(Website and app data records)
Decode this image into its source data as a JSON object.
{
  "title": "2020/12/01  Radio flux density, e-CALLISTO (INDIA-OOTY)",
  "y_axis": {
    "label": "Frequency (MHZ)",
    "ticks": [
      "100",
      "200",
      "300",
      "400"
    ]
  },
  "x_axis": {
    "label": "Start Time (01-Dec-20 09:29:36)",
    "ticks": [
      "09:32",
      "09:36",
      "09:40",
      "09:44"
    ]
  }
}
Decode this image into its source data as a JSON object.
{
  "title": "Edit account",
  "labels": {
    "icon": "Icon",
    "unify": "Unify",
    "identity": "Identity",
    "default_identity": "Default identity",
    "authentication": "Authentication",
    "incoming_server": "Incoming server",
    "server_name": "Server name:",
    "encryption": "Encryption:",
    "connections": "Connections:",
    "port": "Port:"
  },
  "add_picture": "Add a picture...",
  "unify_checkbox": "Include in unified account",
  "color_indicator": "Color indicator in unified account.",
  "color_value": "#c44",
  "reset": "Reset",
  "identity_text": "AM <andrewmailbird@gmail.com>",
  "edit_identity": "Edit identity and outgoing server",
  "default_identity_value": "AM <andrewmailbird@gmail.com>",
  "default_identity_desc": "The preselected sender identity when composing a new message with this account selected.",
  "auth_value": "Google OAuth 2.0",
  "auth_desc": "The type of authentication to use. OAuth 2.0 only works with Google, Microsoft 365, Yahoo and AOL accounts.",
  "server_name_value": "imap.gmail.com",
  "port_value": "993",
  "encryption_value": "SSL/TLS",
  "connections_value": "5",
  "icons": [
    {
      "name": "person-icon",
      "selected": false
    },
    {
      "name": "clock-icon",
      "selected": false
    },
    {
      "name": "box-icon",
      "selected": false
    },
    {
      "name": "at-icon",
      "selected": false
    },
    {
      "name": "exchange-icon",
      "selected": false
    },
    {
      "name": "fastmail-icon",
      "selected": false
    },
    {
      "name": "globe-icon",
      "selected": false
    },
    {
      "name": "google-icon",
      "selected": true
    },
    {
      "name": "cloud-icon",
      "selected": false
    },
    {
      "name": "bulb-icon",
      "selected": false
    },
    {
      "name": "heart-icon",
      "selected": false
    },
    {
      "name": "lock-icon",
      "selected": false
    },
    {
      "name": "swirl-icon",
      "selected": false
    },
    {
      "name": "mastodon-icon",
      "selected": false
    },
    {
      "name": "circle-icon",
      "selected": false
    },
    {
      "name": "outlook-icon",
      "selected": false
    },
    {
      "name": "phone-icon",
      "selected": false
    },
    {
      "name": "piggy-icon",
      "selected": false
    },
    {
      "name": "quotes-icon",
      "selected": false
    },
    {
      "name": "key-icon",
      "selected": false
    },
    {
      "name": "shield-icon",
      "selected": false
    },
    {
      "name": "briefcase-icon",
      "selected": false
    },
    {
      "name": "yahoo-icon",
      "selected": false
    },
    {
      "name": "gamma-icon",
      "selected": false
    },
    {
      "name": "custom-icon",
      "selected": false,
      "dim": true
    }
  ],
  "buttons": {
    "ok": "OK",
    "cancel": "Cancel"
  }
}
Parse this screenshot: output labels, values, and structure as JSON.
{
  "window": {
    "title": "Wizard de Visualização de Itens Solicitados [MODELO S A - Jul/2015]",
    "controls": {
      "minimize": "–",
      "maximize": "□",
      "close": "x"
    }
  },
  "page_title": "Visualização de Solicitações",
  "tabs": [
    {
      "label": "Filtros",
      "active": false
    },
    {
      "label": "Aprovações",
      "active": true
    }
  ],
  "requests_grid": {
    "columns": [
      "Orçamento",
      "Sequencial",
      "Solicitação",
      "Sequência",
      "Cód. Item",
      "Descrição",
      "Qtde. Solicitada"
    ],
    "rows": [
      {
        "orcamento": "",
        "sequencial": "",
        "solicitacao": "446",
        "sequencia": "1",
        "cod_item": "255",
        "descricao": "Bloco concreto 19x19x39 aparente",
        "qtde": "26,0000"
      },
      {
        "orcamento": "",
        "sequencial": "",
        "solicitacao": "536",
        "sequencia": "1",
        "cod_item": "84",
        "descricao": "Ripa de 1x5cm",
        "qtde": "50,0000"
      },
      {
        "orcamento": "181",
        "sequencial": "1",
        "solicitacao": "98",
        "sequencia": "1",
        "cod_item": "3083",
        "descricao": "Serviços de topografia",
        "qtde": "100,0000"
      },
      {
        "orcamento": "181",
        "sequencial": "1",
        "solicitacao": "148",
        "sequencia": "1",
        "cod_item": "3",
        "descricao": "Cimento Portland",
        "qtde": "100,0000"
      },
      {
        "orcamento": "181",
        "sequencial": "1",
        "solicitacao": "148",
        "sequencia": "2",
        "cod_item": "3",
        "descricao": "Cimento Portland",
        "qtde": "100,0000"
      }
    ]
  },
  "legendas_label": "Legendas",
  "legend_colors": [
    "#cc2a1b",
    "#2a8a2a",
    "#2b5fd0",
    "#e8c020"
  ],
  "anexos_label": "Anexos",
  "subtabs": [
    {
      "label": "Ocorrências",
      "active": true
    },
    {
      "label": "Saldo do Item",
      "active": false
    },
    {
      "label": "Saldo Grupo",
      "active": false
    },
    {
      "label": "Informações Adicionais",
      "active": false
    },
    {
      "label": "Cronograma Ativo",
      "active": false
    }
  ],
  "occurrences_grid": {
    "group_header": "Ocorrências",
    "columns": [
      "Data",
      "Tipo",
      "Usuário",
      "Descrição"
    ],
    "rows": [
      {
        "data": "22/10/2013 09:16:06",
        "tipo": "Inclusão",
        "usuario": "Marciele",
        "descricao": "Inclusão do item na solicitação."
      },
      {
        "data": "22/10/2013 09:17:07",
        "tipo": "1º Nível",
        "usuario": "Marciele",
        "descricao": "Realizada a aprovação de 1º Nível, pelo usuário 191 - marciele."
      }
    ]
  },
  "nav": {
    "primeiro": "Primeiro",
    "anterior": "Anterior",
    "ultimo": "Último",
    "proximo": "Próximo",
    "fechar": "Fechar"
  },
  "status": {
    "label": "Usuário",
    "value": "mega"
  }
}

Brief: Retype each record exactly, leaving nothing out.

The answer:
Decode this image into its source data as a JSON object.
{
  "title": "2020/12/01  Radio flux density, e-CALLISTO (INDIA-OOTY)",
  "y_axis": {
    "label": "Frequency (MHZ)",
    "ticks": [
      "100",
      "200",
      "300",
      "400"
    ]
  },
  "x_axis": {
    "label": "Start Time (01-Dec-20 09:29:36)",
    "ticks": [
      "09:32",
      "09:36",
      "09:40",
      "09:44"
    ]
  }
}
Decode this image into its source data as a JSON object.
{
  "title": "Edit account",
  "labels": {
    "icon": "Icon",
    "unify": "Unify",
    "identity": "Identity",
    "default_identity": "Default identity",
    "authentication": "Authentication",
    "incoming_server": "Incoming server",
    "server_name": "Server name:",
    "encryption": "Encryption:",
    "connections": "Connections:",
    "port": "Port:"
  },
  "add_picture": "Add a picture...",
  "unify_checkbox": "Include in unified account",
  "color_indicator": "Color indicator in unified account.",
  "color_value": "#c44",
  "reset": "Reset",
  "identity_text": "AM <andrewmailbird@gmail.com>",
  "edit_identity": "Edit identity and outgoing server",
  "default_identity_value": "AM <andrewmailbird@gmail.com>",
  "default_identity_desc": "The preselected sender identity when composing a new message with this account selected.",
  "auth_value": "Google OAuth 2.0",
  "auth_desc": "The type of authentication to use. OAuth 2.0 only works with Google, Microsoft 365, Yahoo and AOL accounts.",
  "server_name_value": "imap.gmail.com",
  "port_value": "993",
  "encryption_value": "SSL/TLS",
  "connections_value": "5",
  "icons": [
    {
      "name": "person-icon",
      "selected": false
    },
    {
      "name": "clock-icon",
      "selected": false
    },
    {
      "name": "box-icon",
      "selected": false
    },
    {
      "name": "at-icon",
      "selected": false
    },
    {
      "name": "exchange-icon",
      "selected": false
    },
    {
      "name": "fastmail-icon",
      "selected": false
    },
    {
      "name": "globe-icon",
      "selected": false
    },
    {
      "name": "google-icon",
      "selected": true
    },
    {
      "name": "cloud-icon",
      "selected": false
    },
    {
      "name": "bulb-icon",
      "selected": false
    },
    {
      "name": "heart-icon",
      "selected": false
    },
    {
      "name": "lock-icon",
      "selected": false
    },
    {
      "name": "swirl-icon",
      "selected": false
    },
    {
      "name": "mastodon-icon",
      "selected": false
    },
    {
      "name": "circle-icon",
      "selected": false
    },
    {
      "name": "outlook-icon",
      "selected": false
    },
    {
      "name": "phone-icon",
      "selected": false
    },
    {
      "name": "piggy-icon",
      "selected": false
    },
    {
      "name": "quotes-icon",
      "selected": false
    },
    {
      "name": "key-icon",
      "selected": false
    },
    {
      "name": "shield-icon",
      "selected": false
    },
    {
      "name": "briefcase-icon",
      "selected": false
    },
    {
      "name": "yahoo-icon",
      "selected": false
    },
    {
      "name": "gamma-icon",
      "selected": false
    },
    {
      "name": "custom-icon",
      "selected": false,
      "dim": true
    }
  ],
  "buttons": {
    "ok": "OK",
    "cancel": "Cancel"
  }
}
Parse this screenshot: output labels, values, and structure as JSON.
{
  "window": {
    "title": "Wizard de Visualização de Itens Solicitados [MODELO S A - Jul/2015]",
    "controls": {
      "minimize": "–",
      "maximize": "□",
      "close": "x"
    }
  },
  "page_title": "Visualização de Solicitações",
  "tabs": [
    {
      "label": "Filtros",
      "active": false
    },
    {
      "label": "Aprovações",
      "active": true
    }
  ],
  "requests_grid": {
    "columns": [
      "Orçamento",
      "Sequencial",
      "Solicitação",
      "Sequência",
      "Cód. Item",
      "Descrição",
      "Qtde. Solicitada"
    ],
    "rows": [
      {
        "orcamento": "",
        "sequencial": "",
        "solicitacao": "446",
        "sequencia": "1",
        "cod_item": "255",
        "descricao": "Bloco concreto 19x19x39 aparente",
        "qtde": "26,0000"
      },
      {
        "orcamento": "",
        "sequencial": "",
        "solicitacao": "536",
        "sequencia": "1",
        "cod_item": "84",
        "descricao": "Ripa de 1x5cm",
        "qtde": "50,0000"
      },
      {
        "orcamento": "181",
        "sequencial": "1",
        "solicitacao": "98",
        "sequencia": "1",
        "cod_item": "3083",
        "descricao": "Serviços de topografia",
        "qtde": "100,0000"
      },
      {
        "orcamento": "181",
        "sequencial": "1",
        "solicitacao": "148",
        "sequencia": "1",
        "cod_item": "3",
        "descricao": "Cimento Portland",
        "qtde": "100,0000"
      },
      {
        "orcamento": "181",
        "sequencial": "1",
        "solicitacao": "148",
        "sequencia": "2",
        "cod_item": "3",
        "descricao": "Cimento Portland",
        "qtde": "100,0000"
      }
    ]
  },
  "legendas_label": "Legendas",
  "legend_colors": [
    "#cc2a1b",
    "#2a8a2a",
    "#2b5fd0",
    "#e8c020"
  ],
  "anexos_label": "Anexos",
  "subtabs": [
    {
      "label": "Ocorrências",
      "active": true
    },
    {
      "label": "Saldo do Item",
      "active": false
    },
    {
      "label": "Saldo Grupo",
      "active": false
    },
    {
      "label": "Informações Adicionais",
      "active": false
    },
    {
      "label": "Cronograma Ativo",
      "active": false
    }
  ],
  "occurrences_grid": {
    "group_header": "Ocorrências",
    "columns": [
      "Data",
      "Tipo",
      "Usuário",
      "Descrição"
    ],
    "rows": [
      {
        "data": "22/10/2013 09:16:06",
        "tipo": "Inclusão",
        "usuario": "Marciele",
        "descricao": "Inclusão do item na solicitação."
      },
      {
        "data": "22/10/2013 09:17:07",
        "tipo": "1º Nível",
        "usuario": "Marciele",
        "descricao": "Realizada a aprovação de 1º Nível, pelo usuário 191 - marciele."
      }
    ]
  },
  "nav": {
    "primeiro": "Primeiro",
    "anterior": "Anterior",
    "ultimo": "Último",
    "proximo": "Próximo",
    "fechar": "Fechar"
  },
  "status": {
    "label": "Usuário",
    "value": "mega"
  }
}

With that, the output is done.